• HOW TO COMPLETE THIS TASK:
Look through the material below. Copy every line with the string "distribusi" in it.
Content starts
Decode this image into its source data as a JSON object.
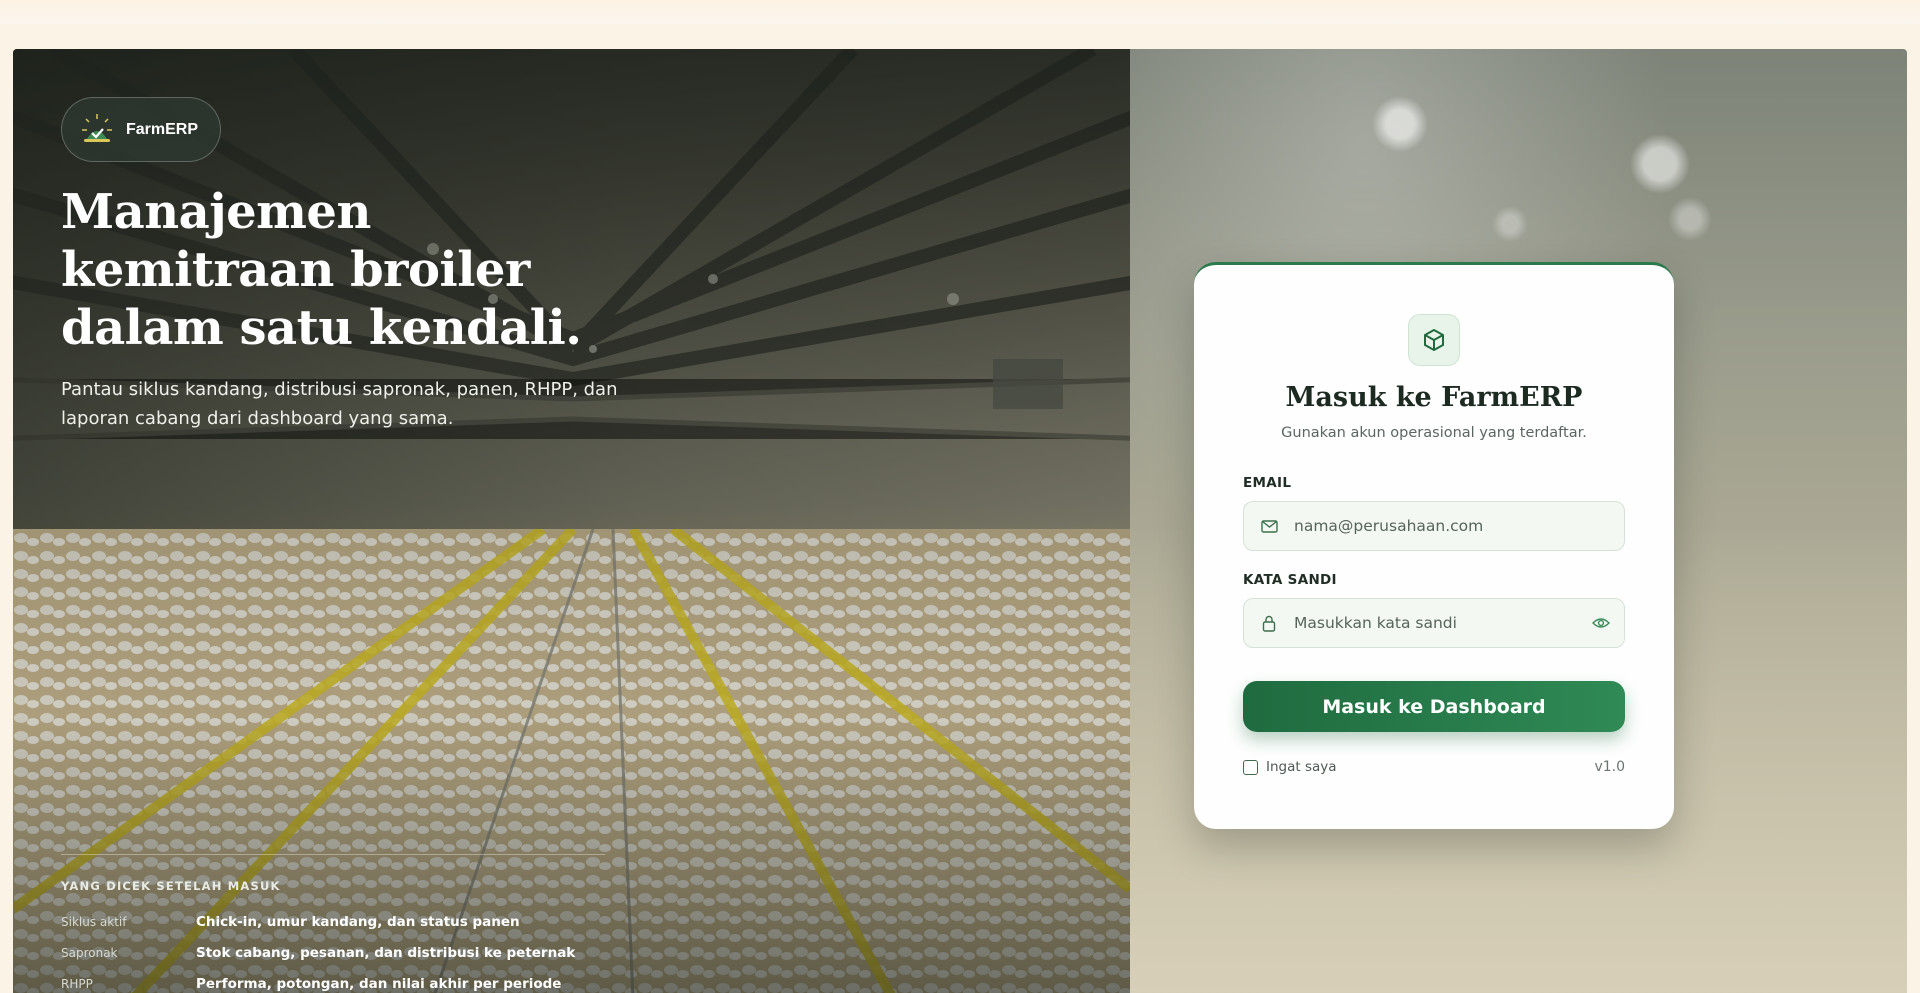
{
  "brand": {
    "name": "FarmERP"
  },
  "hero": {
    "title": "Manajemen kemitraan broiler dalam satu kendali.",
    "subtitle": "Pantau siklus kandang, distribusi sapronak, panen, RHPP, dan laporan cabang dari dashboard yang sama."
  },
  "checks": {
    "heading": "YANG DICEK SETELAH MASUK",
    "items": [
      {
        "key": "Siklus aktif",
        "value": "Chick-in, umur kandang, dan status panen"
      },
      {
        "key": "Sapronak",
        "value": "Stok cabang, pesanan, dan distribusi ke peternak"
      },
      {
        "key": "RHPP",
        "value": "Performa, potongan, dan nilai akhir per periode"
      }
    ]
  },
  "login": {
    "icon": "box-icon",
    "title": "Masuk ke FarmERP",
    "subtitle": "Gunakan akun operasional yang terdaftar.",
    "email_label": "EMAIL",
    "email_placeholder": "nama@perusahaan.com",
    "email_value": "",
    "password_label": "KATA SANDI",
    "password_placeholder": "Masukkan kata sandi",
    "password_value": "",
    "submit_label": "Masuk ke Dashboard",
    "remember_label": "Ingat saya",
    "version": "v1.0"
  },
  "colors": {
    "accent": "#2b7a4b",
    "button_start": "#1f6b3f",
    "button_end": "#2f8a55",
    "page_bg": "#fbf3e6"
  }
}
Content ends
• RESULT:
    "subtitle": "Pantau siklus kandang, distribusi sapronak, panen, RHPP, dan laporan cabang dari dashboard yang sama."
        "value": "Stok cabang, pesanan, dan distribusi ke peternak"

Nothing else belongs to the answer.